        Argh, the ipad wordpress app made your comment quite unreadable. It seems i was asking things you could do easily 🙂

      • SeqRecords returned by SeqIO.parse have a ‘name’ attribute which gives you the fasta header, so provided that your assembler produces “Velvet-style” headers (and SPAdes is one such) then it would be easy to use a regex match (via python’s ‘re’ library), grab the parameter, and compare it against a minimum:

        import re
        cov_pattern = re.compile("cov_([0-9.]+)$")
        # ... open the files, iterate through the contigs, test each contig for coverage:
        result =
        if result and float( >= min:
        yield contig

        I’ve added such an example to the Git repo linked above. Left as an exercise to the reader: adapt these two examples to process streams instead of files, so that they can be piped together, as in:

        $ cat my_assembly.fa | filter_length 500 | filter_coverage 20 > my_filtered_assembly.fa

        Hint: you’ll want to import sys, parse the contigs on sys.stdin, yield them to sys.stdout, but override this behavior if one of the command line arguments is a file.

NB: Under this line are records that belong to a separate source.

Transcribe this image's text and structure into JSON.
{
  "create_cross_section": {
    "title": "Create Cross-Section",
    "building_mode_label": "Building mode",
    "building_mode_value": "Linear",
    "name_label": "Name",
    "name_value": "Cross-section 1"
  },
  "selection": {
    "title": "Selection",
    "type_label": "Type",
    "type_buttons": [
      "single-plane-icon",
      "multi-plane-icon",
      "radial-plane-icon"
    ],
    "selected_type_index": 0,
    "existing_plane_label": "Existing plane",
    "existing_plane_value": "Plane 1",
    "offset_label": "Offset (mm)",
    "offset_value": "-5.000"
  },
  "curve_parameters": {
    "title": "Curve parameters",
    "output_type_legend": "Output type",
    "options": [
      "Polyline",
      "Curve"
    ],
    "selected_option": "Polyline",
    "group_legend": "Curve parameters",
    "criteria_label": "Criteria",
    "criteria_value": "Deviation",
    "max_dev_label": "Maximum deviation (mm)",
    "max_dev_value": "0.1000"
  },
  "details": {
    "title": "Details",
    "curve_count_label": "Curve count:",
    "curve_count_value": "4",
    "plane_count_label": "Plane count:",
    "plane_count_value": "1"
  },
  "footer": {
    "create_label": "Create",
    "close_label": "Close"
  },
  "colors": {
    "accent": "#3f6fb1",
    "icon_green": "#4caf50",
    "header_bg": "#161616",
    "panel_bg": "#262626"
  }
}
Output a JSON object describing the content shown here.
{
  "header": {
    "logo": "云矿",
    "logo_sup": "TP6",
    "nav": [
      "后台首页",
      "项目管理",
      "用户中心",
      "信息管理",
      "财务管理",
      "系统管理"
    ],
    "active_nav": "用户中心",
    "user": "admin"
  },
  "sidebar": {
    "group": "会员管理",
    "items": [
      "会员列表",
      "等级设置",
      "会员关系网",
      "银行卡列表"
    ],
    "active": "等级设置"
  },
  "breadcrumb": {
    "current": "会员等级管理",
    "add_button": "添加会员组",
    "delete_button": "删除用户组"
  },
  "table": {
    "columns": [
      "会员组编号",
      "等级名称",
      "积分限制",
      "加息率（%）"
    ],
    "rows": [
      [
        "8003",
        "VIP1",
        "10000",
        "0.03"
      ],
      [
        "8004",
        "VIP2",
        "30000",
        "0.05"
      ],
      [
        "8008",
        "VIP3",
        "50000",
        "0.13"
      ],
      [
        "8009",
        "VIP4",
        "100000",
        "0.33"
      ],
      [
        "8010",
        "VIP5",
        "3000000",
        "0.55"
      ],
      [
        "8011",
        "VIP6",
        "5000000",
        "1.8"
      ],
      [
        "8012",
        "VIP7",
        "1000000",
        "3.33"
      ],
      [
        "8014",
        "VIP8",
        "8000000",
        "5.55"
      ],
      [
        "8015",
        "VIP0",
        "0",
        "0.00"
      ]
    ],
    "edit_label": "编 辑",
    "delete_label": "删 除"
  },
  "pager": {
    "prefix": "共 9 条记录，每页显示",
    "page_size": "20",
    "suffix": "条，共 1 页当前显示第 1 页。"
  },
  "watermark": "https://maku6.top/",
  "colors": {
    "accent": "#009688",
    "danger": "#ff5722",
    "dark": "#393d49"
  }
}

      • Thomas Haverkamp says:

        Very nice! And thanks for the explanation of your code. You made my post more interesting by your comments.

Leave a Reply

Fill in your details below or click an icon to log in: Logo

You are commenting using your account. Log Out / Change )

Twitter picture

You are commenting using your Twitter account. Log Out / Change )

Facebook photo

You are commenting using your Facebook account. Log Out / Change )

Google+ photo

You are commenting using your Google+ account. Log Out / Change )

Connecting to %s